If your motivation to exercise needs a boost, use your imagination – literally. Studies have found that practicing mental imagery can help people stick with their workout plans. “The great thing about imagery is that it is a strategy people can use whenever they want – and it costs nothing,” says Damian Stanley, PhD, a postdoctoral research fellow specializing in sport and exercise psychology at the University of Wolverhampton in the United Kingdom. Here are three techniques to try:
1. Tap into hope or fear. In a 2010 study from the Journal of Sport & Exercise Psychology, participants who imagined a future version of themselves – either an ideal, fit self, or a feared, out-of-shape self – were more likely to continue exercising than those who didn’t use imagery, probably because it “got people thinking realistically about what it would take to achieve or avoid that self,” according to Kathleen Martin Ginis, PhD, study author and professor of kinesiology at McMaster University in Hamilton, Ontario, Canada.
Imagine yourself five to 10 years from now as either unhealthy and inactive, or healthy and active – both approaches were effective; pick the one that personally motivates you the most. Write each detail of how your life might be, including your appearance, relationships, energy level and attitude. Take time to do this any time your motivation lags.

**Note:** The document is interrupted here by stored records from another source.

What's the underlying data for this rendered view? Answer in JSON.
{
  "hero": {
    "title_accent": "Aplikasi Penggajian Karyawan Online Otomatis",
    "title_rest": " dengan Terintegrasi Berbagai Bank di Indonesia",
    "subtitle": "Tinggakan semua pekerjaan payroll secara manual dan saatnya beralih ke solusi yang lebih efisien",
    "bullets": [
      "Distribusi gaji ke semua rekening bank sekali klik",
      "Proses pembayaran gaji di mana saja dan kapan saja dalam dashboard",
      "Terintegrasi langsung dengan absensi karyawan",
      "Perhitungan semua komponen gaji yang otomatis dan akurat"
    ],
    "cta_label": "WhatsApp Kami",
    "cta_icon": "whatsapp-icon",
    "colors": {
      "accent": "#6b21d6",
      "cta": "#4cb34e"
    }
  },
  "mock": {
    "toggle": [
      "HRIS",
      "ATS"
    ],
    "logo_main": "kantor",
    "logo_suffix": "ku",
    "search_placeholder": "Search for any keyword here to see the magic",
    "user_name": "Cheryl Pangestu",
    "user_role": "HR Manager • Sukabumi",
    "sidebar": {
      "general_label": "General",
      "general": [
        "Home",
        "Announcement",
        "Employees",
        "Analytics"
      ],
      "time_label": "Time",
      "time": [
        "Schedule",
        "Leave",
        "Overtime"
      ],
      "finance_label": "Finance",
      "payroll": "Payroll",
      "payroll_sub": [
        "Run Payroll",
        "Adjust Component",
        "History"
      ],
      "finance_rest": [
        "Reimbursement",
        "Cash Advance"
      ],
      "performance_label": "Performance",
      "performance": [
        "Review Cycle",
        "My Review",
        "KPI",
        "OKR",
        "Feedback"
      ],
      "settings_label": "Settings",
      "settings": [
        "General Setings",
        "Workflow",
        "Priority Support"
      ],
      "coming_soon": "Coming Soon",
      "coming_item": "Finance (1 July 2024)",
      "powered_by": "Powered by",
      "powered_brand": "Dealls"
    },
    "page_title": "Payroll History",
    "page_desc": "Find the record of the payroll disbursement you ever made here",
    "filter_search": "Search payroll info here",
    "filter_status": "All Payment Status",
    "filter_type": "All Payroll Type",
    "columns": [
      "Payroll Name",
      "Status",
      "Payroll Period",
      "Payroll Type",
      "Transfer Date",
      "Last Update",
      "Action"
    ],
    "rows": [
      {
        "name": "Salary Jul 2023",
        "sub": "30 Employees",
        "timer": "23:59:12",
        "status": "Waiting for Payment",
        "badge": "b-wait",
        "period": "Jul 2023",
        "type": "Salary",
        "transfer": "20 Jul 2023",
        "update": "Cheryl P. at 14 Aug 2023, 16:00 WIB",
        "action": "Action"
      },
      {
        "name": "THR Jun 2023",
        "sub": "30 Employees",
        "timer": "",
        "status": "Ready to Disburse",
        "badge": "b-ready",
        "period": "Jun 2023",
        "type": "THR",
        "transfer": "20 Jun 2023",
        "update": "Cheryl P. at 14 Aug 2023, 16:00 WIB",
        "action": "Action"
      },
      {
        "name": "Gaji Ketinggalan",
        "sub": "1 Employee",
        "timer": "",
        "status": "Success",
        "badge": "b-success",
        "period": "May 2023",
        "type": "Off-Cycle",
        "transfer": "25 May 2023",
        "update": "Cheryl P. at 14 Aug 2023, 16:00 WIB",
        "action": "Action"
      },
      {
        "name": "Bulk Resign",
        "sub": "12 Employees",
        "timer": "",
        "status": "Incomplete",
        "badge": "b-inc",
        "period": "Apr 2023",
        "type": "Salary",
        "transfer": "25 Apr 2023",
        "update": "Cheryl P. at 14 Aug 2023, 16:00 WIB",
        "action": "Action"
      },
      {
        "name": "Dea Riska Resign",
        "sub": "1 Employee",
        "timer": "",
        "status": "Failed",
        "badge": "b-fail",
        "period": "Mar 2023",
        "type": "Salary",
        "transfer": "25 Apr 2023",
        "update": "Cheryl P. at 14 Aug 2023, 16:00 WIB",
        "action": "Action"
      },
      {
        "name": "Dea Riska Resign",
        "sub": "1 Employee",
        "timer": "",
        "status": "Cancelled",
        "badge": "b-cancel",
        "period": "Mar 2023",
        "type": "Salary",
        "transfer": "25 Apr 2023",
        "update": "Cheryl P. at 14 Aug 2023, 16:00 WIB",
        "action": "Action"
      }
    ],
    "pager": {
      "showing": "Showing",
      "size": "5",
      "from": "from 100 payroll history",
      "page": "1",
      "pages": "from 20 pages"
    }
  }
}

2. Picture pleasure. A study from the March 2012 issue of the journal Psychology of Sport & Exercise found that “enjoyment imagery” increases motivation to exercise. When you think of exercise, picture yourself having fun, and focus on the things you like about it. The keys to using enjoyment imagery successfully are making it personally meaningful and relevant to you, and making it as vivid as possible, says Stanley, one of the authors of the study. “Make the image as clear as you can, and use all of your senses,” he suggests. “What will the environment look like? What will you be able to see, hear and smell in the environment?”
3. Improve your “can-do” attitude. Using imagery to "see" yourself dealing with barriers to exercise increases your chances of sticking with it, according to a March 2011 study that appeared in the journal Applied Psychology: Health & Well-Being. Study author Lindsay Duncan, a post-doctoral research associate at Yale University, advises focusing on obstacles that typically prevent you from exercising as planned – like those related to scheduling and planning, for instance – and imagining yourself finding and successfully applying a solution to each obstacle.